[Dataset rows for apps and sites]
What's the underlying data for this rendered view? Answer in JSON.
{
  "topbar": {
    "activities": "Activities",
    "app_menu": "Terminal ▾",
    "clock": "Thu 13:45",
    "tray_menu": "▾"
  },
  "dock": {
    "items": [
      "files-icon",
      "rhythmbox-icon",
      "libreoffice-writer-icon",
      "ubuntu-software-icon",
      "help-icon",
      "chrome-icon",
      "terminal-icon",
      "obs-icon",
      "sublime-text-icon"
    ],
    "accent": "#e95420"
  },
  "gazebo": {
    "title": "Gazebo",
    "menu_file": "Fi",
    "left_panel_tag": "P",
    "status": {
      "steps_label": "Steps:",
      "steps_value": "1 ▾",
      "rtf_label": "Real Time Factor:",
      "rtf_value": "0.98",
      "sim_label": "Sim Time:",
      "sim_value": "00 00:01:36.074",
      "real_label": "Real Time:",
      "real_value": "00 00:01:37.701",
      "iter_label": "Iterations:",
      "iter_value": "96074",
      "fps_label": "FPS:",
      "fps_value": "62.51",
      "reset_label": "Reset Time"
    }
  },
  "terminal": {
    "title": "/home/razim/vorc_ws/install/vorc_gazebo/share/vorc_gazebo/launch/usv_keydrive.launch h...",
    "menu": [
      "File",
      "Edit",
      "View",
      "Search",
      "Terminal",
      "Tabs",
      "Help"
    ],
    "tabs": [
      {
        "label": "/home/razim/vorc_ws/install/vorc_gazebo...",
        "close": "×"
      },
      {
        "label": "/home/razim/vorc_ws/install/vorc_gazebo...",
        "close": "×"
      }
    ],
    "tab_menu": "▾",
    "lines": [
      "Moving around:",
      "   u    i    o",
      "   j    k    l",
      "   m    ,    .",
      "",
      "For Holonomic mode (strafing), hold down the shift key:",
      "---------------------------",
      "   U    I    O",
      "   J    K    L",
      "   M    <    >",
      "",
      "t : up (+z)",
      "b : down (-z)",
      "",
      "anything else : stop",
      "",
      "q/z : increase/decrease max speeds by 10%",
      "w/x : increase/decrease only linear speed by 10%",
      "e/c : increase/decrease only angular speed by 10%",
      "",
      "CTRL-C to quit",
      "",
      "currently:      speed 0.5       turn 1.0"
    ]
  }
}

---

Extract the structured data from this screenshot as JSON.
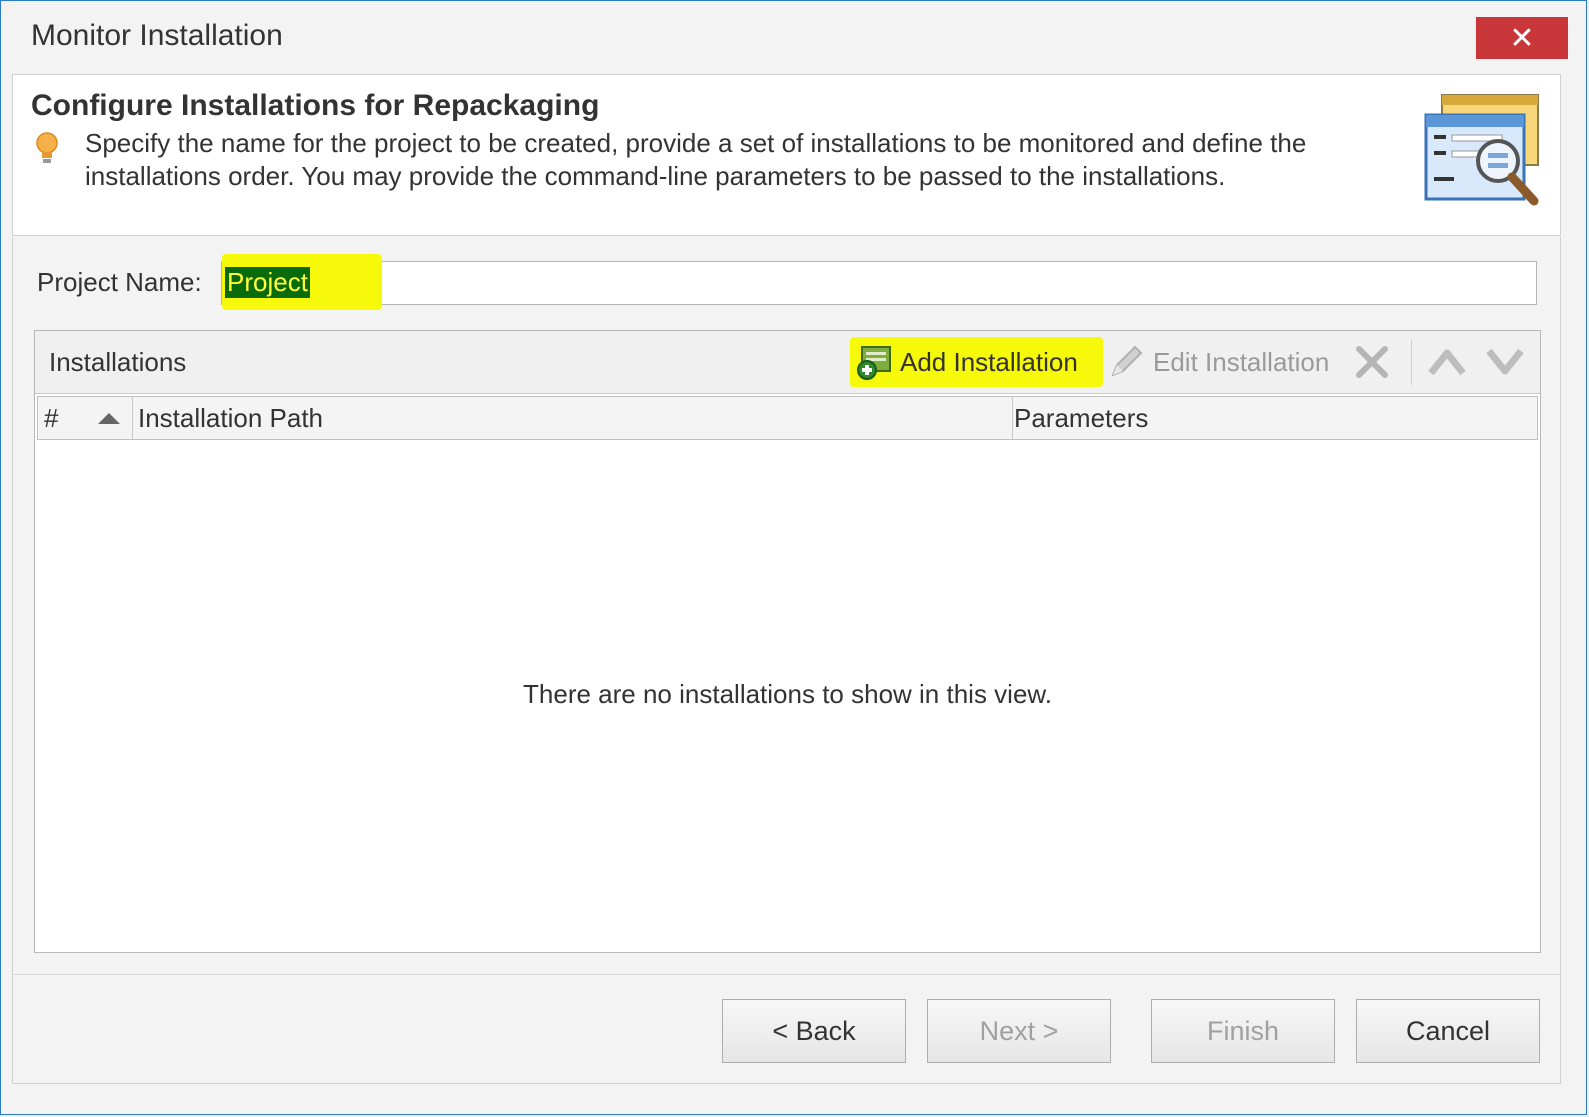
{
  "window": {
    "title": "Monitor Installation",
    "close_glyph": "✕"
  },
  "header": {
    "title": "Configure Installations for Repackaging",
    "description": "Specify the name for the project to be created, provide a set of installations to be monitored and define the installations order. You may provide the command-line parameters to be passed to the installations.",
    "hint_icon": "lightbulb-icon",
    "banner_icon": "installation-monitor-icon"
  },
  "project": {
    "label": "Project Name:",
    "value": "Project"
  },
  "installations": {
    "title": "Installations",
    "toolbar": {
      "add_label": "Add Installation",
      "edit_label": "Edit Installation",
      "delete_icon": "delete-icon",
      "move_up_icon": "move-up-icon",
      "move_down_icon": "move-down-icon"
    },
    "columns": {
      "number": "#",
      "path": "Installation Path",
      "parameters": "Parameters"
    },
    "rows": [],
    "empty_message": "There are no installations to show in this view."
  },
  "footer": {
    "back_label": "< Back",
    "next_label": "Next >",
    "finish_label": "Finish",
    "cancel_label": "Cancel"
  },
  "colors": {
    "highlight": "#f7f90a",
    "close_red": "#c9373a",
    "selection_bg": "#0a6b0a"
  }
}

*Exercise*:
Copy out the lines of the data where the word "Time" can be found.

*Exercise response*:
      "rtf_label": "Real Time Factor:",
      "sim_label": "Sim Time:",
      "real_label": "Real Time:",
      "reset_label": "Reset Time"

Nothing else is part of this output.